Fritz Leiber is one of the giants of the genre with whom I’m unfortunately not terribly familiar…A Grand Master best known for the “Fafhrd and the Grey Mouser” series, of which I read a few stories, and for his horror, of which the most famous, Conjure Wife, didn’t grab me the way I had hoped. Although I enjoyed some of his other work, I was never able to properly suspend my disbelief and enjoy it.
Our Lady of Darkness is a different matter entirely. It deservedly won the World Fantasy Award. Originally published in two parts in the January and February 1977 issues of F&SF under the title “The Pale Brown Thing,” and novelized without major changes, the novel is short by modern standards, under 200 pages. The modern edition, published by Orb, is packaged along with Conjure Wife under the combined title Dark Ladies and is a nice trade paperback with a cover that shows part of the downtown SF skyline. The protagonist in this story is Franz Westen, who writes novelizations for a popular television show called Weird Underground and who is slowly emerging from a dark period in his life. As with Leiber himself at the time, Westen is a recently widowed author of horror fiction emerging from a three-year bout of alcoholism. Leiber’s own wife, Jonquil, had died in 1969 after which Leiber moved to San Francisco, and he experienced his own troubles with drinking throughout his life.
In the novel Westen uses his rediscovered interest in the world around him to pull himself out of his depression. Partly he does this by simply investigating the view from his window, which looks out onto Twin Peaks and the recently erected Sutro Tower, whose prominent silhouette and blinking lights fascinate him. Things start to get weird when he turns his binoculars to a nearer landscape feature, Corona Heights, “a shape like a crouching beast,” and spies a vague, robed figure moving along the top. Intrigued by both the hill itself and whatever he saw, he wanders up the hill the next day, and while idly looking back towards his own window is startled to see what appears to be the same figure, the pale brown thing, looking back at him.
Intertwined with this unsettling incident is his fascination with an occult book and an accompanying handwritten journal purchased during one of his drunken wanderings the previous year. The book is a nonfiction tome by an obscure occultist called Thibaut de Castries describing his theories of megapolisomancy which consist of the idea that big cities and their large monolithic edifices are composed of materials and patterns which poison our world and that their very existence breeds hostile paranatural entities called “paramentals.” Additionally de Castries claims to have developed the magic formulas that allow one to manipulate these forces to predict the future, change it, and even bring about certain specific events.

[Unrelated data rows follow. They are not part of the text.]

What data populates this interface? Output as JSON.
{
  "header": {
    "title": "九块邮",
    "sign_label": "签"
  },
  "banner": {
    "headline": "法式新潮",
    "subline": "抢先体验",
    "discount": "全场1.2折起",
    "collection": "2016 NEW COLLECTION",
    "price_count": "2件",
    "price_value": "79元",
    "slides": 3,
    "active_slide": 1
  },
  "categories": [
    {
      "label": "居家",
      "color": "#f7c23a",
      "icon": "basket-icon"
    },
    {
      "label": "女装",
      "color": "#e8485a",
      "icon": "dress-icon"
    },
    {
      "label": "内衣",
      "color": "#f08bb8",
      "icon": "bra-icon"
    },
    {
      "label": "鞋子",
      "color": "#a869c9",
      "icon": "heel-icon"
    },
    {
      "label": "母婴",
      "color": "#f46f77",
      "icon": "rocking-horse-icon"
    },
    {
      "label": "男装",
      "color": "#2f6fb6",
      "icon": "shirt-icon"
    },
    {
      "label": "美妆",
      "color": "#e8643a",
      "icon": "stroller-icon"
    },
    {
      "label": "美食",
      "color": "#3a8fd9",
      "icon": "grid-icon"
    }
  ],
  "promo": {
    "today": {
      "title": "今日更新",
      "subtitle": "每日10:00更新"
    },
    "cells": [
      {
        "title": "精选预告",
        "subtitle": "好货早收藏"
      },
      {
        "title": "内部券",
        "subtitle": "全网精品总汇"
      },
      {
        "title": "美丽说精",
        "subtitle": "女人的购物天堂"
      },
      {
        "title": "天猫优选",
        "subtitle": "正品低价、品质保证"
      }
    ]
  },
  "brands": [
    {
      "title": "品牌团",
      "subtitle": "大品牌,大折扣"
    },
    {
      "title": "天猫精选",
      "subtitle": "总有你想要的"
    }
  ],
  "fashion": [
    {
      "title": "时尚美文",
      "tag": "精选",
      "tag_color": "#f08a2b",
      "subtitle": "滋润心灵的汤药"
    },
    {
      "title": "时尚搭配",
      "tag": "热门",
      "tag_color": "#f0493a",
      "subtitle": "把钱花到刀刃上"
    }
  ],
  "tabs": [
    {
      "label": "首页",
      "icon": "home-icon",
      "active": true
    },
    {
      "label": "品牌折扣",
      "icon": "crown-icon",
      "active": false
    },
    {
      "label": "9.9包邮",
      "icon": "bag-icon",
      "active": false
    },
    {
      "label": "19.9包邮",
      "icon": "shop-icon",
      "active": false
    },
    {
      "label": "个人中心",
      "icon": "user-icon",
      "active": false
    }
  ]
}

Investigating the authorship of the journal, which came bound together with the book and which clearly belonged to the owner of that copy, Westen becomes convinced that the man who wrote it was Clark Ashton Smith during his years in San Francisco. As he delves also into the history of de Castries and Smith he discovers that the occultist was part of a circle of notable figures at the turn of the century including Jack London, Ambrose Bierce, George Sterling and others of the Bohemian Club set, and that they formed a secret order to implement his ideas.
There are excerpts of the tome provided, written in a wonderfully overwrought Victorian pseudoscientific style with phrases such as “The electro-mephitic city-stuff whereof I speak has potencies for achieving vast effects at distant times and localities, even in the far future and on other orbs.” The first thing I did after finishing Our Lady of Darkness was to check the Internet in the vain hope that de Castries and his theories were real.
The combination of detective work and supernatural horror is one I greatly enjoy, and this is no exception. The San Francisco setting feels very real and natural, which is not surprising given that Leiber had lived in the city for seven years when he wrote it, and remained here until his death in 1992. The story revolves also around one of my favorite supernatural gimmicks, that of the urban center as something greater than the sum of its parts, with its own magic and rituals. More than any of the stories that I’ve previously read and reviewed here, Our Lady of Darkness really runs with the idea and makes it work.
SF/SF Issue #80, January 2009